14 Reviews

El B. January 19, 2021
I've casserole roasted chickens more times that I can count. I do not believe you made this according to your recipe and generated that photo. There is no way a chicken roasted in a covered vessel will have that burnished, crispy skin.

Uncovering for the last 15 minutes will help. But that photo did not come from this recipe. Saying that it did doesn't make it so.
 
Michael G. May 20, 2020
Why should we stay away from red beets? (asking because I currently have red beets and not golden ones but want to make this recipe)
 
BicycleCurtis October 9, 2018
Regarding not getting browned, crispy skin when roasting a chicken using this method, try removing the pot’s lid for the last 10 minutes of roasting. Basting with some of the accumulated juices or melted butter can add some color as well.
 
BicycleCurtis October 9, 2018
Most whole chickens sold in super markets and grocery stores range in size between 3.5 to 6 pounds. When I roast a chicken, my wife and like leftovers for quesadillas, enchiladas or salads so I’ll go for a size around 5-ish pounds and then adjust cooking time accordingly. The key to insure doneness, check internal temperature as recommended in the recipe.
 
Jeanine G. September 7, 2018
I have never been able to find a 3 pound chicken in my local grocery store. Why do chef's keep making recipes for them?
 
Catherine J. February 22, 2019
You are absolutely right!
 
Susanna February 22, 2019
Look for, or ask for, a fryer instead of a roaster. They are usually beteeen 3 and 4 pounds.
 
hookmountaingrowers April 15, 2018
very nice moist chicken. No crispiness and unable to get that browned look despite searing the skin in the beginning but very happy with the ease and taste of the meal.

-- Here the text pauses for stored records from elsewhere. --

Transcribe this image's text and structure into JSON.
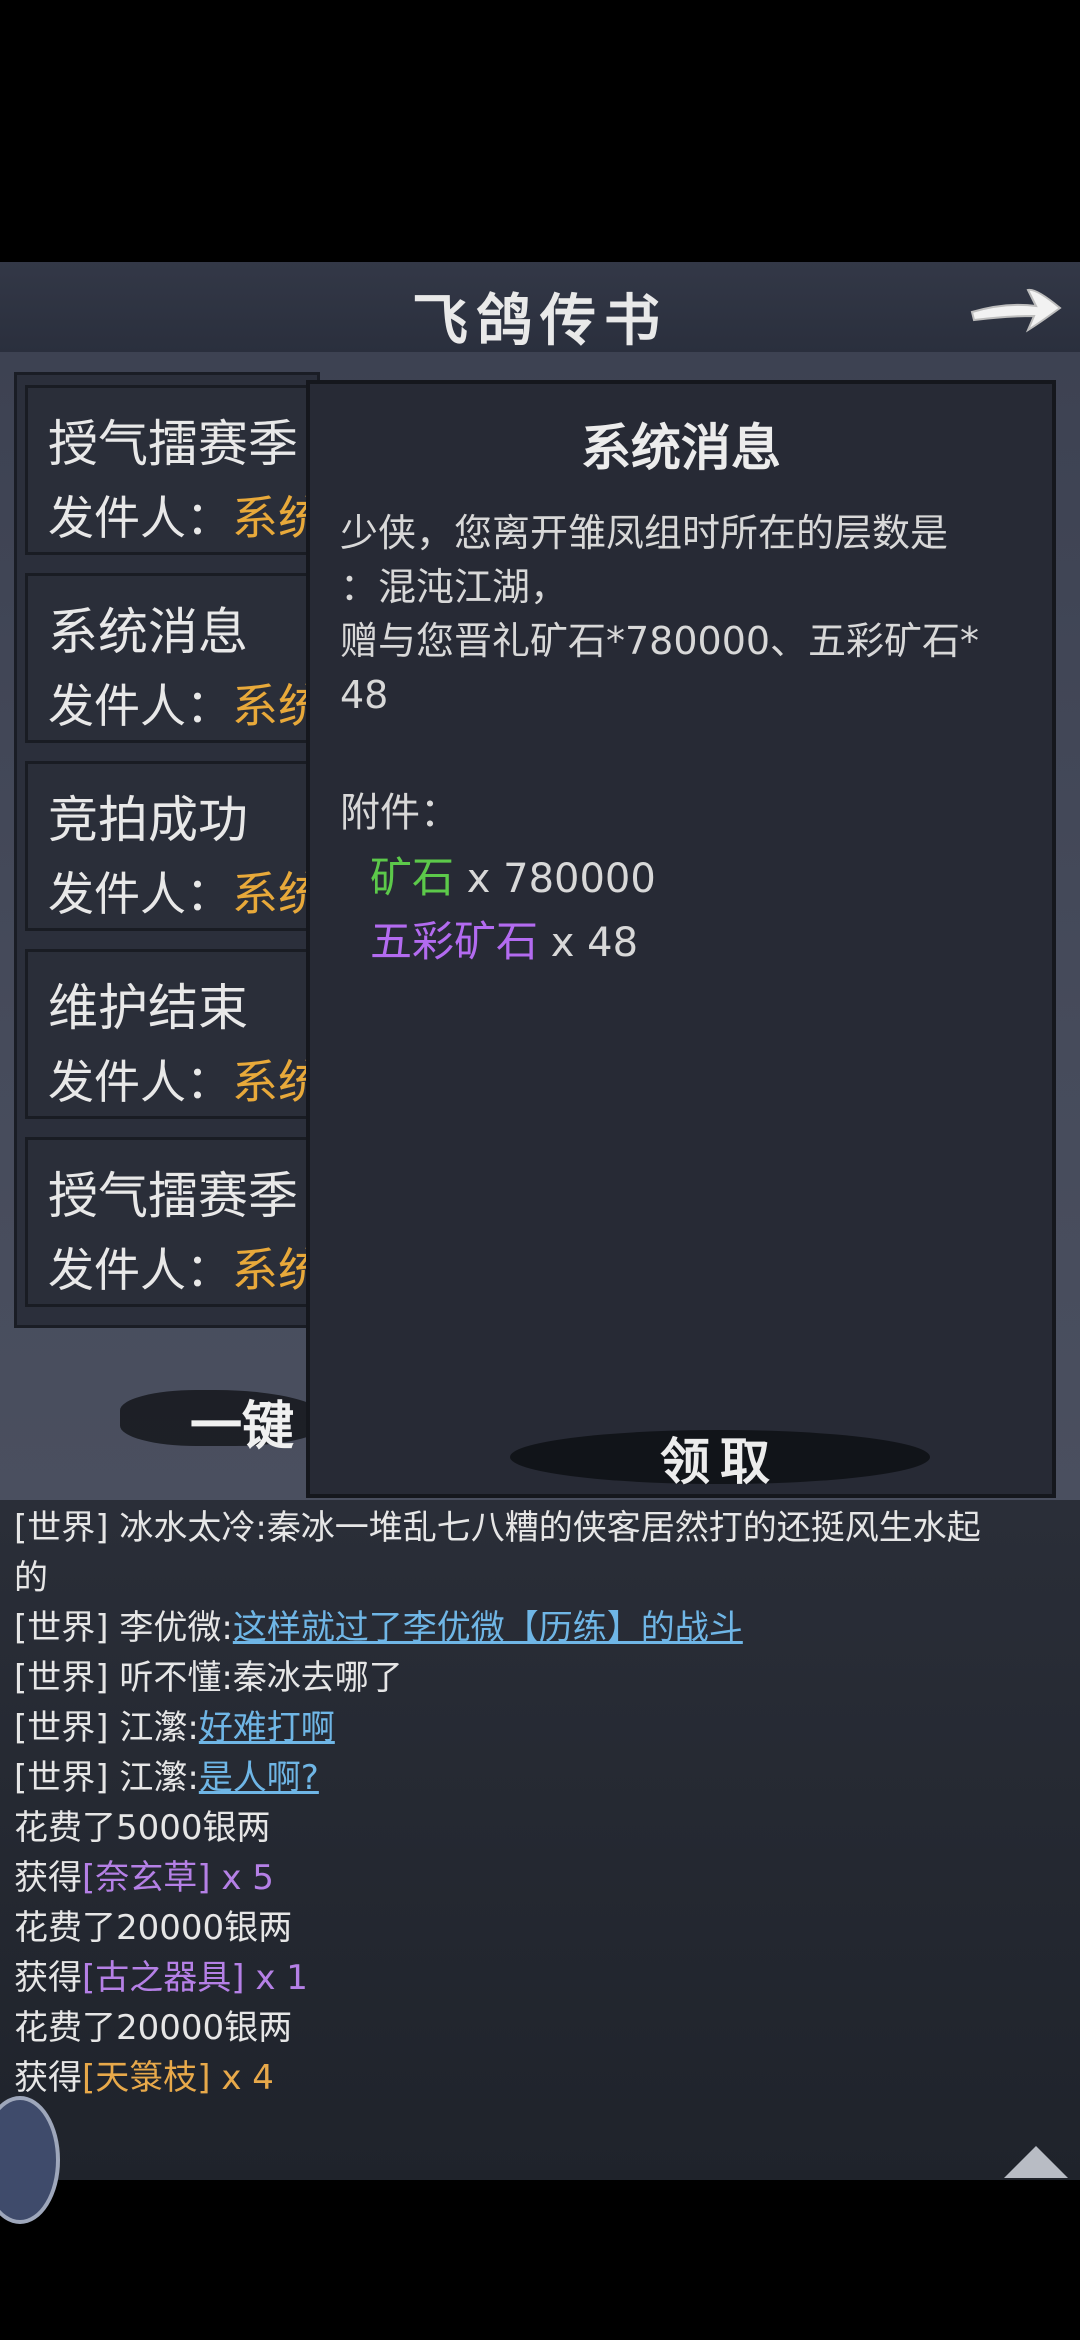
{
  "header": {
    "title": "飞鸽传书"
  },
  "mail_list": [
    {
      "subject": "授气擂赛季",
      "sender_label": "发件人：",
      "sender": "系统"
    },
    {
      "subject": "系统消息",
      "sender_label": "发件人：",
      "sender": "系统"
    },
    {
      "subject": "竞拍成功",
      "sender_label": "发件人：",
      "sender": "系统"
    },
    {
      "subject": "维护结束",
      "sender_label": "发件人：",
      "sender": "系统"
    },
    {
      "subject": "授气擂赛季",
      "sender_label": "发件人：",
      "sender": "系统"
    }
  ],
  "one_key_label": "一键",
  "detail": {
    "title": "系统消息",
    "line1": "少侠，您离开雏凤组时所在的层数是",
    "line2": "：混沌江湖，",
    "line3": "赠与您晋礼矿石*780000、五彩矿石*",
    "line4": "48",
    "attachments_label": "附件：",
    "attachments": [
      {
        "name": "矿石",
        "qty": "x 780000",
        "color": "#5cc94a"
      },
      {
        "name": "五彩矿石",
        "qty": "x 48",
        "color": "#b36bf0"
      }
    ],
    "receive_label": "领取"
  },
  "chat": [
    {
      "channel": "[世界]",
      "name": "冰水太冷",
      "sep": ":",
      "text": "秦冰一堆乱七八糟的侠客居然打的还挺风生水起"
    },
    {
      "cont": "的"
    },
    {
      "channel": "[世界]",
      "name": "李优微",
      "sep": ":",
      "link": "这样就过了李优微【历练】的战斗"
    },
    {
      "channel": "[世界]",
      "name": "听不懂",
      "sep": ":",
      "text": "秦冰去哪了"
    },
    {
      "channel": "[世界]",
      "name": "江瀿",
      "sep": ":",
      "link": "好难打啊"
    },
    {
      "channel": "[世界]",
      "name": "江瀿",
      "sep": ":",
      "link": "是人啊? "
    },
    {
      "plain": "花费了5000银两"
    },
    {
      "prefix": "获得",
      "item": "[奈玄草]",
      "qty": " x 5",
      "color": "pur"
    },
    {
      "plain": "花费了20000银两"
    },
    {
      "prefix": "获得",
      "item": "[古之器具]",
      "qty": " x 1",
      "color": "pur"
    },
    {
      "plain": "花费了20000银两"
    },
    {
      "prefix": "获得",
      "item": "[天箓枝]",
      "qty": " x 4",
      "color": "org"
    }
  ],
  "colors": {
    "sender": "#e8a93a",
    "link": "#6fb6e6",
    "purple_item": "#b580e6",
    "orange_item": "#e8a94a"
  },
  "icons": {
    "back": "arrow-right-icon",
    "scroll_up": "triangle-up-icon"
  }
}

Just could use more herbs.
 
Barbara G. March 4, 2018
Not seeing the onion wedges in the ingredients list. How many? What kind of onions?
 
Nikkitha B. March 4, 2018
Hi Barbara,

Sorry that got left out. It's 1 medium red or yellow onion, peeled cut in 16 wedges through the root (so the wedges stay intact).
 
Alexandra March 2, 2018
Not directed at you, Jennifer -- it's directed at Food52's food stylist.

I get food photography magic and all, but burnishing the chicken in a recipe where the chicken is steamed wipes out all suspension of disbelief. People are going to make this recipe and be very confused as to why their chicken comes out looking pallid with rubbery skin when the picture depicts it as deeply caramelized and crisp.

I've made the original recipe.
 
Peter V. March 3, 2018
How do you make the chicken have crisp skin?
 
Nikkitha B. March 4, 2018
Hi,

Thanks for your notes. We made the chicken exactly as was written in the recipe, which is a riff on the original Julia Child one. The chicken gets the color and crisp skin from being browned first, for 15 minutes, on all three sides (step 1). In this step, the chicken is not steamed, but browned. I hope that clears things up.
 
Author Comment
Jennifer C. March 5, 2018
Hello all! The chicken does indeed get a caramelized skin from the browning in Step 1, but it is "not crisp" since it then steams in an enclosed pot. The stylist definitely spent a good amount of time browning the breast and leg area (which you can do too), so it does end up with a wonderful burnished look if you spent the full 15 minutes prescribed for browning.